- **WHAT TO WORK ON**:
In the listing below, lines with the string "JSON" are to be counted; the number is the entire reply.
RECORDED DATA Start Marker
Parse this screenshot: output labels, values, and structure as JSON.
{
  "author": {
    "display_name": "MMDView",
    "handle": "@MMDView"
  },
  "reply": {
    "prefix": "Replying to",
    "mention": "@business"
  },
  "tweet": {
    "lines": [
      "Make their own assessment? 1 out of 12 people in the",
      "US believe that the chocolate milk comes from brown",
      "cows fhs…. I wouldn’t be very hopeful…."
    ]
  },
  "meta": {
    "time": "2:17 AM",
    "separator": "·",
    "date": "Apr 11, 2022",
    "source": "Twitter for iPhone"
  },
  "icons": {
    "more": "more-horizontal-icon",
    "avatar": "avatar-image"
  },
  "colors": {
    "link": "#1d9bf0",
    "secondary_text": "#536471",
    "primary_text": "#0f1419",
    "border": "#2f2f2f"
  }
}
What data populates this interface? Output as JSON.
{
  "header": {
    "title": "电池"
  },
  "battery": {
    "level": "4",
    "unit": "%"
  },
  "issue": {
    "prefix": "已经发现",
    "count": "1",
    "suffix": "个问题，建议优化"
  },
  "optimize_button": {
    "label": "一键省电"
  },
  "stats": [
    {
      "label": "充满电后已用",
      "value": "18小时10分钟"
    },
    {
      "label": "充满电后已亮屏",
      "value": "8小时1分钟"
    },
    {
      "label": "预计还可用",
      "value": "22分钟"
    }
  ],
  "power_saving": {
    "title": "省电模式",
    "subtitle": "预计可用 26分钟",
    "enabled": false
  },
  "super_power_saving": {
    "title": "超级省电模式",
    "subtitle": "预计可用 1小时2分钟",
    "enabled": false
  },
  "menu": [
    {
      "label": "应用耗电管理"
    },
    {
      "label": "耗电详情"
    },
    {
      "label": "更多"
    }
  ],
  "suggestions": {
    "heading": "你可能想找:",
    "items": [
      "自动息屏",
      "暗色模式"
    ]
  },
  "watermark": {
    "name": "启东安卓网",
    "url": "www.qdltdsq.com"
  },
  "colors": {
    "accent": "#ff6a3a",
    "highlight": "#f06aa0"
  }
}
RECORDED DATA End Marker
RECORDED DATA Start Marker
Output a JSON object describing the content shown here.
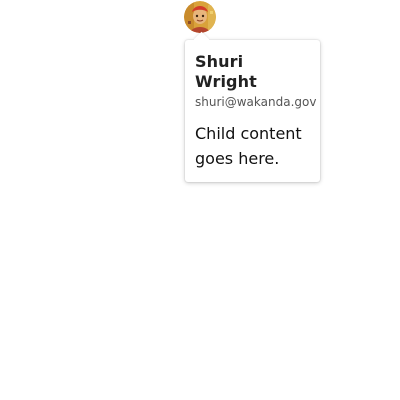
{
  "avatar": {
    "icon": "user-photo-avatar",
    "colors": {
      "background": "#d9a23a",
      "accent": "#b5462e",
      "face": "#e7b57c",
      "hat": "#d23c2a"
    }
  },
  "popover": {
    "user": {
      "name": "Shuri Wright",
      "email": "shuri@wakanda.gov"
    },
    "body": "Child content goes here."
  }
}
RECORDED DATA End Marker
- **RESPONSE BELOW**:
3